Filing a Foreign Corporation or LLC in Alaska

LIVE CHAT NOW TO FOREIGN QUALIFY
Request Information

In this Article:

Related: Get an Alaska Registered Agent


If your company was not incorporated in Alaska, but you wish to do business there, you need to apply for an Alaska Certificate of Authority.

Known as Foreign Qualification, this process allows a company formed in Delaware or any other state to legally transact business in Alaska.

Please note: information on this page is accurate to the best of our knowledge. However, requirements and costs can be changed by states at any time and Harvard Business Services cannot guarantee the accuracy of this information.

How to Get a Certificate of Authority in Alaska:

Alaska requires an application to be submitted along with a fee of $350 for both LLCs and corporations, although the specific form required is different. Foreign LLCs and corporations are typically not required to provide any documentation from the home state.

Alaska’s application forms are somewhat unique in that they require, for both LLCs and corporations, disclosure of the names, addresses, and ownership percentage of anyone owning 5% or more of the company.

Lastly, you must appoint and maintain an Alaska Registered Agent at all times. We can provide this service for just $99 per year.

Harvard Business Services can assist with your application so you don’t have to deal with the Alaska Secretary of State directly. Our fee for this service is $179 (in addition to state fees). We can also obtain the necessary documents for you if you don’t already have them.

How Do I Know if I Need an Alaska Certificate of Authority?

If you plan to do business in the state of Alaska, but your company was not formed in Alaska, you will often need to obtain Foreign Qualification. Typically, “doing business” is defined by activities such as maintaining a physical office or having employees in the state.

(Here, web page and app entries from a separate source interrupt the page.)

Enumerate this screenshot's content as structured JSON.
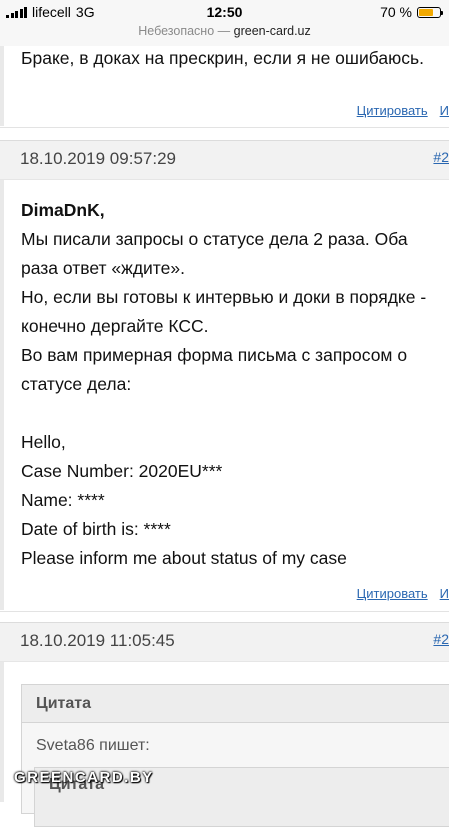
{
  "status_bar": {
    "carrier": "lifecell",
    "network": "3G",
    "time": "12:50",
    "battery_percent": "70 %",
    "battery_level": 0.7
  },
  "url_bar": {
    "security": "Небезопасно —",
    "host": "green-card.uz"
  },
  "top_post": {
    "tail_text": "Браке, в доках на прескрин, если я не ошибаюсь.",
    "quote_link": "Цитировать",
    "extra_link": "И"
  },
  "post1": {
    "date": "18.10.2019 09:57:29",
    "number": "#2",
    "author": "DimaDnK,",
    "lines": [
      "Мы писали запросы о статусе дела 2 раза. Оба",
      "раза ответ «ждите».",
      "Но, если вы готовы к интервью и доки в порядке -",
      "конечно дергайте КСС.",
      "Во вам примерная форма письма с запросом о",
      "статусе дела:",
      "",
      "Hello,",
      "Case Number: 2020EU***",
      "Name: ****",
      "Date of birth is: ****",
      "Please inform me about status of my case"
    ],
    "quote_link": "Цитировать",
    "extra_link": "И"
  },
  "post2": {
    "date": "18.10.2019 11:05:45",
    "number": "#2",
    "quote_title": "Цитата",
    "quote_author": "Sveta86 пишет:",
    "inner_quote_title": "Цитата"
  },
  "watermark": "GREENCARD.BY"
}
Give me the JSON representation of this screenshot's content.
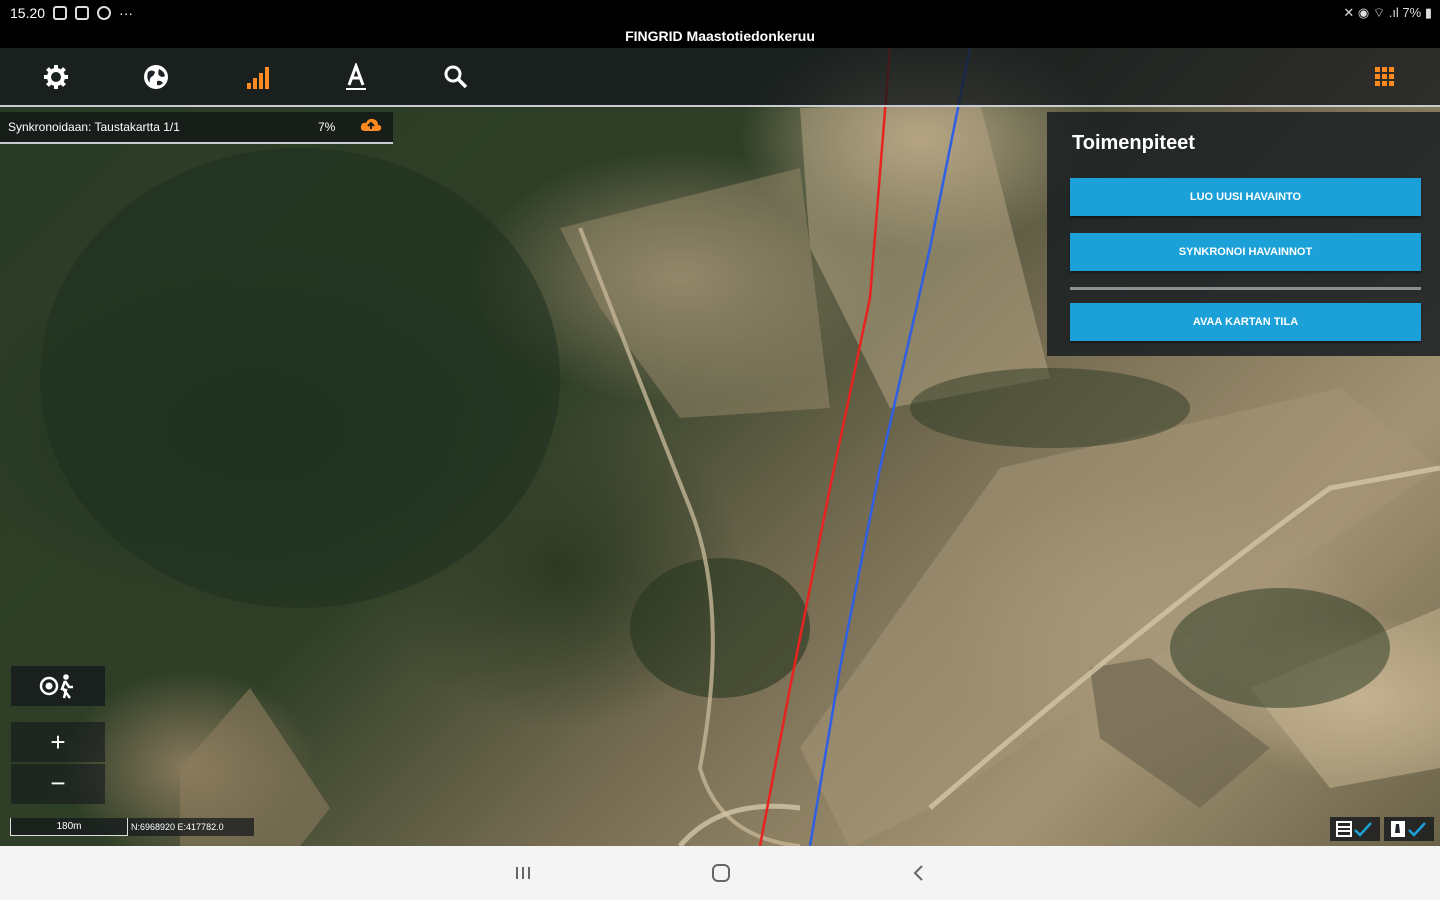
{
  "status_bar": {
    "time": "15.20",
    "more": "···",
    "right": "✕ ◉ ⌔ .ıl 7% ▮"
  },
  "app_title": "FINGRID Maastotiedonkeruu",
  "toolbar": {
    "buttons": [
      {
        "name": "gear-icon",
        "interactable": true
      },
      {
        "name": "globe-icon",
        "interactable": true
      },
      {
        "name": "signal-bars-icon",
        "interactable": true
      },
      {
        "name": "text-tool-icon",
        "interactable": true
      },
      {
        "name": "search-icon",
        "interactable": true
      }
    ],
    "grid_menu": "grid-menu-icon",
    "accent_color": "#ff8a1f"
  },
  "sync": {
    "label": "Synkronoidaan: Taustakartta 1/1",
    "percent": "7%",
    "icon": "cloud-upload-icon"
  },
  "panel": {
    "title": "Toimenpiteet",
    "buttons": [
      "LUO UUSI HAVAINTO",
      "SYNKRONOI HAVAINNOT",
      "AVAA KARTAN TILA"
    ],
    "button_color": "#1ba0d8"
  },
  "map_controls": {
    "location_icon": "location-follow-icon",
    "zoom_in": "+",
    "zoom_out": "−",
    "scale": "180m",
    "coords": "N:6968920 E:417782.0"
  },
  "lines": {
    "red": "#e8231f",
    "blue": "#2f5fe3"
  },
  "layer_buttons": [
    "layers-check-icon",
    "map-check-icon"
  ],
  "nav": [
    "recents-icon",
    "home-icon",
    "back-icon"
  ]
}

Alaska identifies some specific items that are excluded from their definition of transacting business:

  1. maintaining, defending, or settling an action, suit, or administrative or arbitration proceeding, or the settlement of claims or disputes;
  2. holding meetings of directors or shareholders of the corporation, or carrying on other activities concerning the internal affairs of the corporation;
  3. maintaining bank accounts;
  4. maintaining an office or agency for the transfer, exchange, and registration of securities of the corporation, or appointing and maintaining a trustee or depositary for the securities of the corporation;
  5. making sales through independent contractors;
  6. soliciting or procuring orders by mail, through employees, agents, or otherwise, if the orders require acceptance outside the state before becoming binding contracts;
  7. creating, as borrower or lender, or acquiring indebtedness or mortgages or other security interests in real or personal property;
  8. securing or collecting debts, or enforcing rights in property securing debts;
  9. transacting business in interstate commerce;
  10. conducting an isolated transaction completed within a period of 30 days not in the course of a number of repeated transactions of like nature.

This is not an exhaustive list. Additional information can be found in section 10.06.718 of Alaska’s corporate statutes.

Keep in mind that even if the state of Alaska does not require a Certificate of Authority for a specific activity, a bank, vendor or another party can still require one in order to establish a relationship.

Alaska Annual Report Requirements

Once registered as a foreign entity in Alaska, an initial report is due within six months. Then, you will be required to file a biennial (every two years) report with a fee of $200 to the state to stay in compliance. This applies to both LLCs and corporations.

Please note that this annual requirement is independent from requirements you may have in Delaware or other states.

Since 1981, Harvard Business Services, Inc. has helped form 222,007 Delaware corporations and LLCs for people all over the world.

Registered Agent Service

Harvard Business Services, Inc. guarantees your annual Delaware Registered Agent Fee will remain fixed at $50 per company, per year, for the life of your company.